Prolonged lack of Stormont leadership 'will hit government finances'
A long period without government will leave the north facing serious financial difficulties, a senior civil servant has said.
David Sterling, permanent secretary at Stormont's Department of Finance, issued the warning ahead of the impending collapse of the ruling executive.
If Sinn Féin refuse to renominate a deputy first minister to replace the resigned Martin McGuinness by 5pm on Monday, the institutions will fall and Northern Ireland Secretary James Brokenshire will be legally obliged to call a snap election.
An election will not solve a bitter dispute at the heart of powersharing between Sinn Féin and the DUP and if those parties again emerge as the two largest in the wake of the poll, an immediate return to powersharing is unlikely.
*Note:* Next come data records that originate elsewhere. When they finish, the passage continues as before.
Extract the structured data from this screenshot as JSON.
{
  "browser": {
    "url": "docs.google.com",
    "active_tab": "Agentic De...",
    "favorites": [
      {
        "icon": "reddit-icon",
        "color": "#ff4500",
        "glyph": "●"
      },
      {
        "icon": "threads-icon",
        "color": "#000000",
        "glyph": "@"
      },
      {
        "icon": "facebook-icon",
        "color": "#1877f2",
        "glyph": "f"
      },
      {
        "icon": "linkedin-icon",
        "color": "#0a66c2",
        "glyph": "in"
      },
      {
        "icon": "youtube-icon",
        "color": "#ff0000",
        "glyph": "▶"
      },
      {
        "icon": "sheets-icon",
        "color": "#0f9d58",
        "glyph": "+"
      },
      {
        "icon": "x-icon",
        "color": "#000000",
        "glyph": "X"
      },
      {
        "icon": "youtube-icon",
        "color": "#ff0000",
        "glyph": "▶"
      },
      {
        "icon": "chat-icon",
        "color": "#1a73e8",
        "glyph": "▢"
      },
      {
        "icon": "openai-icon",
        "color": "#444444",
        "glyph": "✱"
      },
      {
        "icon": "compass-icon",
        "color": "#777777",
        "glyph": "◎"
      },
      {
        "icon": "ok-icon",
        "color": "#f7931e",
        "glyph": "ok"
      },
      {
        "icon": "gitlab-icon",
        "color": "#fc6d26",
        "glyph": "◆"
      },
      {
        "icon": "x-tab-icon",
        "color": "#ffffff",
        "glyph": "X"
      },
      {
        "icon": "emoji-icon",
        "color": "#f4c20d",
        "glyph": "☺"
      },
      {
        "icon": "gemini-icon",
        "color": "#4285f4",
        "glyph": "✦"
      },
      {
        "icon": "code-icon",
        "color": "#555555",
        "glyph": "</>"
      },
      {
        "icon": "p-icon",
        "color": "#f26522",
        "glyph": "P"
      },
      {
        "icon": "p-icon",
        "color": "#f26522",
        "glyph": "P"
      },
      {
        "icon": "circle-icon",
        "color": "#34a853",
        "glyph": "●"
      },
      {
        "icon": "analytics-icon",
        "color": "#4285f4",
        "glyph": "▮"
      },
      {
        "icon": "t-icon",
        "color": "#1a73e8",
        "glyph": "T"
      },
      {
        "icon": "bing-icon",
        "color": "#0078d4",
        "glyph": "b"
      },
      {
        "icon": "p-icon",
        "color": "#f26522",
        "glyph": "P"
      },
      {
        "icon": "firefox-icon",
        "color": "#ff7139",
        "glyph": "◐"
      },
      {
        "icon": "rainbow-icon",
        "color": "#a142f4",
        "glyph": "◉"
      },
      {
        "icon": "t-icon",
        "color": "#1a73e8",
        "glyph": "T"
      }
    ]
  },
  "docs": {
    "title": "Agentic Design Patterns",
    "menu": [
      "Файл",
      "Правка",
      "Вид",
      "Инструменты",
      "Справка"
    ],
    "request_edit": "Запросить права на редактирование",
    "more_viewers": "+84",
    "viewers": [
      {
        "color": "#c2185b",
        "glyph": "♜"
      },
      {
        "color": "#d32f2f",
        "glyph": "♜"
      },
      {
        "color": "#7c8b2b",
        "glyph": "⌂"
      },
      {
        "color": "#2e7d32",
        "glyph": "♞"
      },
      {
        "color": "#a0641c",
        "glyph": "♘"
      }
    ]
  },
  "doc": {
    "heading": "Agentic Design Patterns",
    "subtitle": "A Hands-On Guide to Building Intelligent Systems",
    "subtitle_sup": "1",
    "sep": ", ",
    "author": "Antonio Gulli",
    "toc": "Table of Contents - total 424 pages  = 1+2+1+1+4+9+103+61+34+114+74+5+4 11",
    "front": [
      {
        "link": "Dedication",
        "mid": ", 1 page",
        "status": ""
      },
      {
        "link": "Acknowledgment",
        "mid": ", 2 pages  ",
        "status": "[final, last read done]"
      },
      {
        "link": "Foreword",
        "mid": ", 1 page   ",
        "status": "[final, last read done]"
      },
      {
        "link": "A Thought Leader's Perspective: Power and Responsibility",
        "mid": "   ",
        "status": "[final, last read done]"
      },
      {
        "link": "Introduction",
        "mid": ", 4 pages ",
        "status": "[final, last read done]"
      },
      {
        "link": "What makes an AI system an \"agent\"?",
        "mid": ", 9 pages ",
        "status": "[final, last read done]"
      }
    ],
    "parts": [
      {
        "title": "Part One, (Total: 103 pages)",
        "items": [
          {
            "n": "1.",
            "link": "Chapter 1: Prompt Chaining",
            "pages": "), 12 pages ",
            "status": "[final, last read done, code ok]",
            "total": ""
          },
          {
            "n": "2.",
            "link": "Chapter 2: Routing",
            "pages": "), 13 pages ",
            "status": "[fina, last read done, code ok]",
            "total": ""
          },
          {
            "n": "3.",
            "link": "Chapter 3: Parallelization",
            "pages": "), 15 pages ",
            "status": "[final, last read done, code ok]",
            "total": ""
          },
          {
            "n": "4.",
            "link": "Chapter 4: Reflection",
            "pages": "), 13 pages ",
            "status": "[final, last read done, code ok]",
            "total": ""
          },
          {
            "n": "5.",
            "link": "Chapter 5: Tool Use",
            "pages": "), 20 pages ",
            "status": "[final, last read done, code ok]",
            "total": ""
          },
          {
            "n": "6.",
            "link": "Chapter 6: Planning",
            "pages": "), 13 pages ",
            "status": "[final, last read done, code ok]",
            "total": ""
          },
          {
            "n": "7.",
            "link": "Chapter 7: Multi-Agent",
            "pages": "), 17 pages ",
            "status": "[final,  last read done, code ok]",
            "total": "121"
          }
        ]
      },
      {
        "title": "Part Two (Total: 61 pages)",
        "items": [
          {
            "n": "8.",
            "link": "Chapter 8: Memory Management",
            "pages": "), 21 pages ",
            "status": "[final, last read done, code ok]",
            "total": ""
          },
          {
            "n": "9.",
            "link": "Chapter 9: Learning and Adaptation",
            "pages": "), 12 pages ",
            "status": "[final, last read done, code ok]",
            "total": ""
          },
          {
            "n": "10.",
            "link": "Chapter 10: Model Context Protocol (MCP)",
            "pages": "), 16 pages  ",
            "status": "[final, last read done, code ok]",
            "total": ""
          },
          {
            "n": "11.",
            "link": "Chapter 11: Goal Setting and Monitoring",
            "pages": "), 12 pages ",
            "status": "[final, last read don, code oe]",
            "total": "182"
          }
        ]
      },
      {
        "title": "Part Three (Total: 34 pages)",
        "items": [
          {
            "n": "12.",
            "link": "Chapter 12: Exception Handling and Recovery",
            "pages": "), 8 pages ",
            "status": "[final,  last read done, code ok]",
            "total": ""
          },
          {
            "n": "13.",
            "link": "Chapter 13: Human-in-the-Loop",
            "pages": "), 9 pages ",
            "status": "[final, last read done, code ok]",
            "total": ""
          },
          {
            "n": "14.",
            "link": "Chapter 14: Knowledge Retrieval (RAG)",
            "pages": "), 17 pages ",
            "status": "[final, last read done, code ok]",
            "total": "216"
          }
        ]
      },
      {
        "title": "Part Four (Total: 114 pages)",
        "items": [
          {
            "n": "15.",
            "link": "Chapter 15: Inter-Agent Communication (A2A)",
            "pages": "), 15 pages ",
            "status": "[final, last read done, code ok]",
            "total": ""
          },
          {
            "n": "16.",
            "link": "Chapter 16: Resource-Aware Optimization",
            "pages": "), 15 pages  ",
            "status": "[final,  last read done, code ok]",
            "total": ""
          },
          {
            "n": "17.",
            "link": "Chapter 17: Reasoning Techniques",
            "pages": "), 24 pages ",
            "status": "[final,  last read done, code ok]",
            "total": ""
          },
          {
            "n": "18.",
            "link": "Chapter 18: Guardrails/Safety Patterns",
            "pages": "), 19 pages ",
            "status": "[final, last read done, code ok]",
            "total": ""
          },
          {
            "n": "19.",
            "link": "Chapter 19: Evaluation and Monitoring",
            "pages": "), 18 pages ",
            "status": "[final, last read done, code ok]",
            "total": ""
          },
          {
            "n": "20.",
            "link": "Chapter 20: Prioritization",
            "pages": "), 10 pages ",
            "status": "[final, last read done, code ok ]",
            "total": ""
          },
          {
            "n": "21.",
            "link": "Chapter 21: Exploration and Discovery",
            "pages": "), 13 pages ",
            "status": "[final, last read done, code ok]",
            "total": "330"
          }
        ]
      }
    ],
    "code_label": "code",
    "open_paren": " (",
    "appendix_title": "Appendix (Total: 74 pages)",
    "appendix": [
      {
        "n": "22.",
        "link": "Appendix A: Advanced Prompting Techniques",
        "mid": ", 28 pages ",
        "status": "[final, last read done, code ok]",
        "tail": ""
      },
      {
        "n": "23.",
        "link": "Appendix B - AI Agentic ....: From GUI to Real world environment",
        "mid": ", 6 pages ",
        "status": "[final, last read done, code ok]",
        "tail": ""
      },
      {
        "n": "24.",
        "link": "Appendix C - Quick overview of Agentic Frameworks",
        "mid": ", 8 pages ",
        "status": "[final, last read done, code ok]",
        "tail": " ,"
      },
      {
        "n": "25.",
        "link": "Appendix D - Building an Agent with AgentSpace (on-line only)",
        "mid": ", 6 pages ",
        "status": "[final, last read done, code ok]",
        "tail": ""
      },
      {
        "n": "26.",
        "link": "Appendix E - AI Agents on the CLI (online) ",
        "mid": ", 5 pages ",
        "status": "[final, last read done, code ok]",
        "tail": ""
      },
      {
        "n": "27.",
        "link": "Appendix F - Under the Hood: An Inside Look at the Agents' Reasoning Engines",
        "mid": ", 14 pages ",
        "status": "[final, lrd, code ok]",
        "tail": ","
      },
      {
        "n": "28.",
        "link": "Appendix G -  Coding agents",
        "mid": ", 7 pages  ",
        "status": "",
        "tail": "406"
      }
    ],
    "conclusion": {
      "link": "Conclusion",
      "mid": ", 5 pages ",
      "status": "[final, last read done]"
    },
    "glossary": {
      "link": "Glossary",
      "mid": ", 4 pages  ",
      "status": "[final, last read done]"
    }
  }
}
A major talks process would likely be required, raising the spectre of devolution being suspended and direct rule from Westminster being reintroduced.
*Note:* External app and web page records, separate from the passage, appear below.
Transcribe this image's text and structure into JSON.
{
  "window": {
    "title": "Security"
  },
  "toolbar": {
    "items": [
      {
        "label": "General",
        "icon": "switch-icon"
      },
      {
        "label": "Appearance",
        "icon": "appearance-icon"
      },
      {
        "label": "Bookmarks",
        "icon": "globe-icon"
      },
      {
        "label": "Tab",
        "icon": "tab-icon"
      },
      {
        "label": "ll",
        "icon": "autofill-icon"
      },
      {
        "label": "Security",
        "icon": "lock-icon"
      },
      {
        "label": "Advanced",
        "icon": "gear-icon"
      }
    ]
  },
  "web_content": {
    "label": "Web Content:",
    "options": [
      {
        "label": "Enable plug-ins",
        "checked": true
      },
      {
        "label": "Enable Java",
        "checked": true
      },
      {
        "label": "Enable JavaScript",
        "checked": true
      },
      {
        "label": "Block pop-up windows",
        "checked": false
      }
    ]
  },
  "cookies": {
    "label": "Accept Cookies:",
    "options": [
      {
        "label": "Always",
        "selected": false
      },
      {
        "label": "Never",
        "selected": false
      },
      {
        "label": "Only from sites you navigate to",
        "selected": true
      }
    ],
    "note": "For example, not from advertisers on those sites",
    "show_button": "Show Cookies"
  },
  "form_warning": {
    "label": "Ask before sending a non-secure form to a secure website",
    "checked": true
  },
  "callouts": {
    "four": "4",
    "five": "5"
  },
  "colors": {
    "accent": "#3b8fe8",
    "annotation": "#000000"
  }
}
The Stormont meltdown has torpedoed the process of agreeing a budget for the next financial year. Without a budget or ministers, civil servants would take control of the purse strings, but would be limited on the money they can spend.
Giving evidence to the Assembly's Finance Committee, Mr Sterling said: "A long period without a government would be difficult for us to manage.
"Our objective as civil servants would be to ensure minimal disruption...but I wouldn't want to downplay the difficulties. It will be difficult. I am hopeful it will be as short as possible an interruption to government."
Mr McGuinness's move was precipitated by the Renewable Heat Incentive (RHI) scandal - a botched eco-scheme set to cost Stormont £490 million - but the row has also reignited a range of other disputes dividing the DUP/Sinn Fein-led coalition.
The reappointment process is one of a number of elements of the political crisis due to be raised in the Assembly chamber on Monday.
Emergency proposals aimed at reducing the RHI overspend will be tabled by DUP Economy minister Simon Hamilton while Sinn Fein will also table a motion of no confidence in DUP Speaker Robin Newton.
Mr Newton has been under political pressure over his handling of a recalled Assembly session to debate RHI before Christmas.
He has also been forced to defend himself against conflict of interest accusations in regard to his handling of Assembly exchanges on a controversial charity in his east Belfast constituency.
The devolution meltdown has cast a shadow of uncertainty over a series of big ticket Stormont Executive plans.
One of those is a payment scheme for households losing out under the British government's so-called "bedroom tax" and, also on Monday, DUP Communities minister Paul Givan will bypass the Executive to ask for direct Assembly approval for the support measure.
Mr McGuinness's resignation automatically removed DUP leader Arlene Foster from her position as first minister - as executive structures dictate one cannot govern without the other.
On Sunday, Mr Brokenshire said no alternatives to powersharing were being contemplated, which could include direct rule or joint authority between London and Dublin.
Sinn Fein has accused the DUP of "arrogance and disrespect" in office and insisted republicans will only enter another executive if its long-term coalition partners give way on a series of "equality issues", such as the Irish language and gay rights.
The DUP, for its part, has made clear it will not deliver a "republican agenda" and said the very structures of mandatory coalition powersharing need to be reviewed before another executive is formed.